Leonardo’s Salvator Mundi comes up for auction at Christie’s | Christie’s has announced that it is to auction Leonardo da Vinci’s recently attributed masterpiece Salvator Mundi at its New York sale in November. The painting is the last known Leonardo work remaining in private hands, and was generally presumed to have been destroyed until it was identified in 2005. In a highly unusual move, the painting will be auctioned as part of Christie’s Post-War and Contemporary Art sale, where it is expected to fetch around $100m.

Fires in northern California force closure of arts institutions | California governor Jerry Brown has declared a state of emergency due to the wildfires ravaging northern parts of the state. According to ArtNews, several arts institutions housing ‘prominent collections’ have been temporarily forced to close their doors for safety reasons. The Hess Collection, the Di Rosa Center for Contemporary Art, and the Stonescape, all located in Napa, have confirmed that their collections remain unaffected.

Controversy over heritage funding in France | A proposed lottery fund for the preservation of heritage sites has sparked controversy in France, reports the Times (£). Critics of the putative scheme have suggested that any money raised will be disproportionately allocated to monuments linked to the ancien régime, thus neglecting others linked with France’s post-1789 republican tradition.

Rem Koolhaas to design New Museum expansion | Rem Koolhaas’s OMA practice has been chosen to design the New Museum’s extension into 231 Bowery. As the New York Times reports, the project marks OMA’s first public project in New York, and with a relatively modest budget of $85m, it is expected to break ground in 2019. The museum says that it has raised 50 per cent of the necessary funds.

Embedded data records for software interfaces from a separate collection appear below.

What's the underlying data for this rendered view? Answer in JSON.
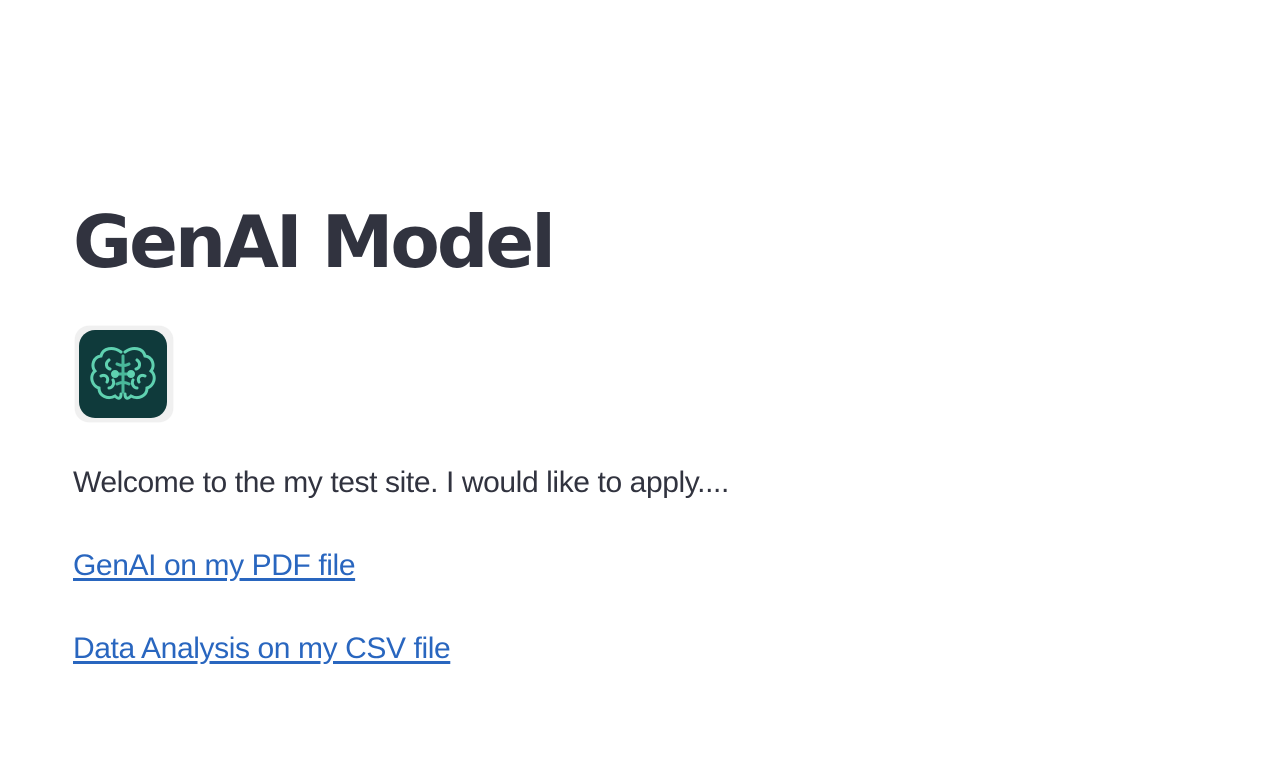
{
  "page": {
    "title": "GenAI Model",
    "welcome_text": "Welcome to the my test site. I would like to apply....",
    "links": [
      {
        "label": "GenAI on my PDF file"
      },
      {
        "label": "Data Analysis on my CSV file"
      }
    ]
  },
  "logo": {
    "icon": "brain-icon",
    "background_color": "#0f3a3b",
    "accent_color": "#5fd1b0"
  },
  "colors": {
    "text": "#31333f",
    "link": "#2966bf"
  }
}
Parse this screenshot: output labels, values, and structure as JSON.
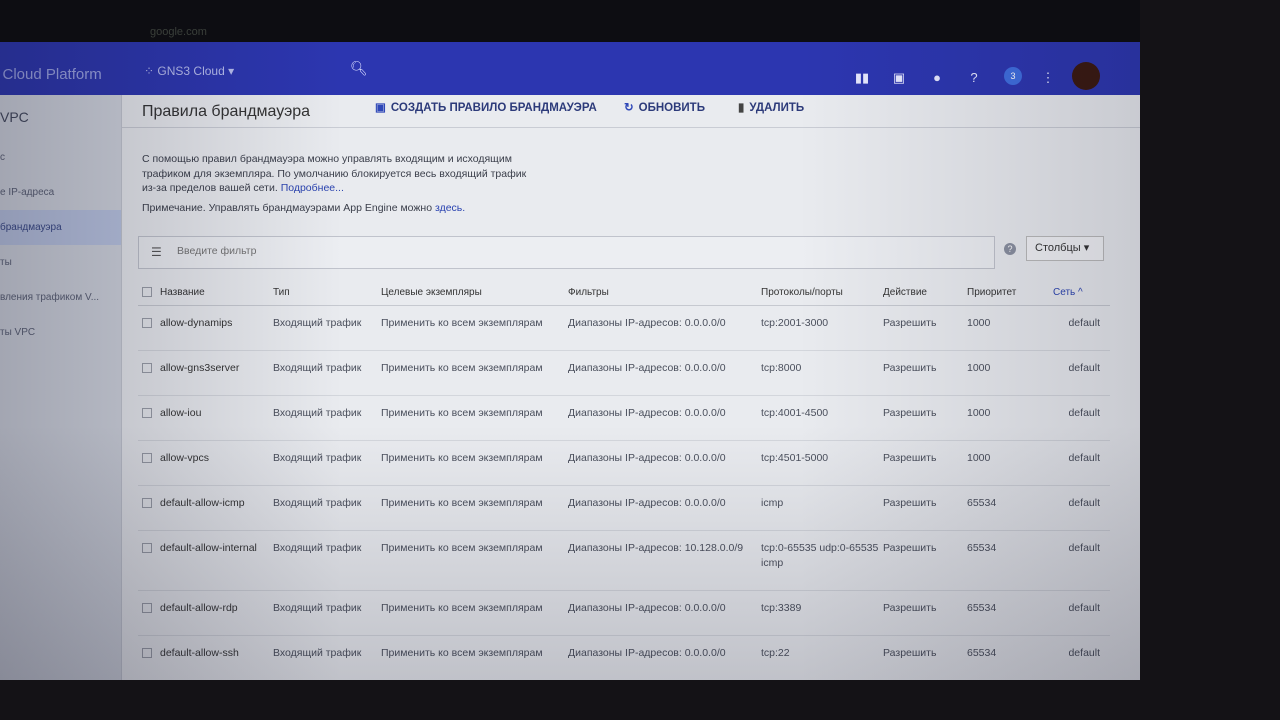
{
  "browser": {
    "url": "google.com"
  },
  "header": {
    "brand": "e Cloud Platform",
    "project": "GNS3 Cloud",
    "badge": "3"
  },
  "sidebar": {
    "title": "VPC",
    "items": [
      "с",
      "е IP-адреса",
      "брандмауэра",
      "ты",
      "вления трафиком V...",
      "ты VPC"
    ],
    "active_index": 2
  },
  "page": {
    "title": "Правила брандмауэра",
    "create": "СОЗДАТЬ ПРАВИЛО БРАНДМАУЭРА",
    "refresh": "ОБНОВИТЬ",
    "delete": "УДАЛИТЬ",
    "description": "С помощью правил брандмауэра можно управлять входящим и исходящим трафиком для экземпляра. По умолчанию блокируется весь входящий трафик из-за пределов вашей сети.",
    "more_link": "Подробнее...",
    "note": "Примечание. Управлять брандмауэрами App Engine можно",
    "note_link": "здесь.",
    "filter_placeholder": "Введите фильтр",
    "columns_button": "Столбцы"
  },
  "table": {
    "headers": [
      "Название",
      "Тип",
      "Целевые экземпляры",
      "Фильтры",
      "Протоколы/порты",
      "Действие",
      "Приоритет",
      "Сеть ^"
    ],
    "rows": [
      {
        "name": "allow-dynamips",
        "type": "Входящий трафик",
        "targets": "Применить ко всем экземплярам",
        "filters": "Диапазоны IP-адресов: 0.0.0.0/0",
        "ports": "tcp:2001-3000",
        "action": "Разрешить",
        "priority": "1000",
        "network": "default"
      },
      {
        "name": "allow-gns3server",
        "type": "Входящий трафик",
        "targets": "Применить ко всем экземплярам",
        "filters": "Диапазоны IP-адресов: 0.0.0.0/0",
        "ports": "tcp:8000",
        "action": "Разрешить",
        "priority": "1000",
        "network": "default"
      },
      {
        "name": "allow-iou",
        "type": "Входящий трафик",
        "targets": "Применить ко всем экземплярам",
        "filters": "Диапазоны IP-адресов: 0.0.0.0/0",
        "ports": "tcp:4001-4500",
        "action": "Разрешить",
        "priority": "1000",
        "network": "default"
      },
      {
        "name": "allow-vpcs",
        "type": "Входящий трафик",
        "targets": "Применить ко всем экземплярам",
        "filters": "Диапазоны IP-адресов: 0.0.0.0/0",
        "ports": "tcp:4501-5000",
        "action": "Разрешить",
        "priority": "1000",
        "network": "default"
      },
      {
        "name": "default-allow-icmp",
        "type": "Входящий трафик",
        "targets": "Применить ко всем экземплярам",
        "filters": "Диапазоны IP-адресов: 0.0.0.0/0",
        "ports": "icmp",
        "action": "Разрешить",
        "priority": "65534",
        "network": "default"
      },
      {
        "name": "default-allow-internal",
        "type": "Входящий трафик",
        "targets": "Применить ко всем экземплярам",
        "filters": "Диапазоны IP-адресов: 10.128.0.0/9",
        "ports": "tcp:0-65535 udp:0-65535 icmp",
        "action": "Разрешить",
        "priority": "65534",
        "network": "default"
      },
      {
        "name": "default-allow-rdp",
        "type": "Входящий трафик",
        "targets": "Применить ко всем экземплярам",
        "filters": "Диапазоны IP-адресов: 0.0.0.0/0",
        "ports": "tcp:3389",
        "action": "Разрешить",
        "priority": "65534",
        "network": "default"
      },
      {
        "name": "default-allow-ssh",
        "type": "Входящий трафик",
        "targets": "Применить ко всем экземплярам",
        "filters": "Диапазоны IP-адресов: 0.0.0.0/0",
        "ports": "tcp:22",
        "action": "Разрешить",
        "priority": "65534",
        "network": "default"
      }
    ]
  }
}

Dr Tarnya Cooper joins National Trust as curatorial and collections director | Art historian Dr Tarnya Cooper has joined the National Trust, taking up the role of curatorial and collections director. Cooper, who has been curatorial director at the National Portrait Gallery since 2011, has published several books, and curated major NPG exhibitions, including this year’s ‘The Encounter: Drawings from Leonardo to Rembrandt’.